After having made her historic crossing of the boundary between North and South Korea, Calmy-Rey was shown around the low buildings straddling the military demarcation line on the southern side of the frontier.
Painted blue, the buildings have two doors at either end leading to either side of the frontier.
They make up part of the heavily guarded Joint Security Area at Panmunjom that is known as Conference Row.
Major General Adrien Evequoz, the head of the Swiss military delegation, showed the foreign minister around.
The focal point was the hut in which Swiss representatives of the Neutral Nations Supervisory Commission (NNSC) hold regular meetings with their NNSC counterparts from Sweden.
Seating herself at the long negotiating table, Calmy-Rey was amused to hear that the ornate wooden chairs are the same ones as those at Bern's Federal Parliament. "The chairs are clearly not neutral then," she smiled.
Standing next to a couple of South Korean soldiers - who all rigorously wear sunglasses so as not to look their enemy in the eye - she told swissinfo: "It's impressive to be here. More than 800 Swiss have been posted at Panmunjom over the past 50 years, and in doing so our country has truly carried out the traditional role for which it is recognized."
Moving out of the Joint Security Area, Calmy-Rey then travelled to the Swiss section of the NNSC Camp, just across the military demarcation line.
It was originally planned for her to make the short journey on foot, across the 'Blue Bridge' leading from the Joint Security Area. However, the knee injury she sustained just before flying to Pyongyang made that impossible.
At the Swiss Camp, Calmy-Rey lunched with General Evequoz and his staff, the Swiss ambassador Christian Muehlethaler and representatives of the US forces in South Korea.

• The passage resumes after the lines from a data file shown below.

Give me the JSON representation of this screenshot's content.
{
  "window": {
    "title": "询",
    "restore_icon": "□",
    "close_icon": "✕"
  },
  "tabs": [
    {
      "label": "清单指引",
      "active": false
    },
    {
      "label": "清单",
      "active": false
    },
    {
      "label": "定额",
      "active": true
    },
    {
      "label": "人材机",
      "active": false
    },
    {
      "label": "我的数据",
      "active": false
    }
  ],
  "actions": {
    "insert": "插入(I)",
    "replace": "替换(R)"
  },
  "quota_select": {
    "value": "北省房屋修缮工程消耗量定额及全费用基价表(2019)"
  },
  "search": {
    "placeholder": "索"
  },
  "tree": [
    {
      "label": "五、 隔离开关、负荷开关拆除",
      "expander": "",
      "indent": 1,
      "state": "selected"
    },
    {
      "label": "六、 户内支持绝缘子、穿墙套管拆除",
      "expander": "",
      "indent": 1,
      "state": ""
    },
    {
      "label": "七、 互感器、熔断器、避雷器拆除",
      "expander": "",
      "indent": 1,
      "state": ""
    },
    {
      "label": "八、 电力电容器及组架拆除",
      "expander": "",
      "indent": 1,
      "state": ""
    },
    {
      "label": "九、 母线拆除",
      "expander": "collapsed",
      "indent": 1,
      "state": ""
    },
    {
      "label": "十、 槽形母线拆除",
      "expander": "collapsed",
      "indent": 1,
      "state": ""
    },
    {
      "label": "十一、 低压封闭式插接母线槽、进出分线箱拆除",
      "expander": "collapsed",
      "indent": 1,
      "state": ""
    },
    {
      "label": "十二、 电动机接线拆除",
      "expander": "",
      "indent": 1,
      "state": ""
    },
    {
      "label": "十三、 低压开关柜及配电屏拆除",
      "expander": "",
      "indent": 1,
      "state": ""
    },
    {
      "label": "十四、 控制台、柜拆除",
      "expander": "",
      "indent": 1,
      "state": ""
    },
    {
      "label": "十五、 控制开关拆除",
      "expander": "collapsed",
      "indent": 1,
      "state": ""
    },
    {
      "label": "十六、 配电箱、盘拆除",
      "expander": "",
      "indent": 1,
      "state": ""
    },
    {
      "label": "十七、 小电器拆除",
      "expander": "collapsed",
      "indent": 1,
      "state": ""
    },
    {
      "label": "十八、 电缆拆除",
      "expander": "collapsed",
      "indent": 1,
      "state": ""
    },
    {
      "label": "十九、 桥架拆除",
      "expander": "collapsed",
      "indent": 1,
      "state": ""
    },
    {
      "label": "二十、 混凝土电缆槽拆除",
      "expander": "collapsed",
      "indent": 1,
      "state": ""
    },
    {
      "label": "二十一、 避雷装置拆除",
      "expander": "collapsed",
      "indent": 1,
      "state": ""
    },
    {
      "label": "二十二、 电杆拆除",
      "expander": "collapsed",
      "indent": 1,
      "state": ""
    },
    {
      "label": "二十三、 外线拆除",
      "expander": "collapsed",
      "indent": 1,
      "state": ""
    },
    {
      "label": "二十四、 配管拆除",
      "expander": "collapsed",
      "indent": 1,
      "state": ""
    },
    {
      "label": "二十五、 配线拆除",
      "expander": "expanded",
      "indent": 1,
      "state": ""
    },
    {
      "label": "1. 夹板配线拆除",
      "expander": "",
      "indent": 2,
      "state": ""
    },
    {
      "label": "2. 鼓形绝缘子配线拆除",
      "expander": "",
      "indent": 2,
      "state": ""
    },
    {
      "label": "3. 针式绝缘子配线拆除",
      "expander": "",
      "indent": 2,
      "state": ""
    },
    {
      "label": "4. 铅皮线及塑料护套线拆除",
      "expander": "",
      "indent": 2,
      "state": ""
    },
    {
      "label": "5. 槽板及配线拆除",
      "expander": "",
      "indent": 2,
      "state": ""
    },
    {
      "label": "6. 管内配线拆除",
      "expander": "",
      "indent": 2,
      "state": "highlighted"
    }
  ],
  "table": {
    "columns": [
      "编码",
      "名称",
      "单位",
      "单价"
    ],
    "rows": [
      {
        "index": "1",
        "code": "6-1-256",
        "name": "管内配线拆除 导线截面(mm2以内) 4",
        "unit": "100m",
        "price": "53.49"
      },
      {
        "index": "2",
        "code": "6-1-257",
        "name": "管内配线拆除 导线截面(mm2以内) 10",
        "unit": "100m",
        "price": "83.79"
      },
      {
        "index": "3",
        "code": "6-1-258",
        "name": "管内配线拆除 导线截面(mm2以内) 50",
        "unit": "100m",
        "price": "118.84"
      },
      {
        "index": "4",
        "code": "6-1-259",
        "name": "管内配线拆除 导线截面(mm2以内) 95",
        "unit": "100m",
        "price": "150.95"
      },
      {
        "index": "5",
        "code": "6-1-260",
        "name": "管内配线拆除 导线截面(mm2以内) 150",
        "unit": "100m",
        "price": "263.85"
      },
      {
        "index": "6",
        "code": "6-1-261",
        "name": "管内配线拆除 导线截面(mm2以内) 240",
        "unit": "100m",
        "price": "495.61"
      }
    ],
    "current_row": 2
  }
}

Four hours after her historic 'step' for peace, the minister and her entourage left for a meeting with her South Korean counterpart, Yoon, in Seoul.
swissinfo, Juliet Linley in Panmunjom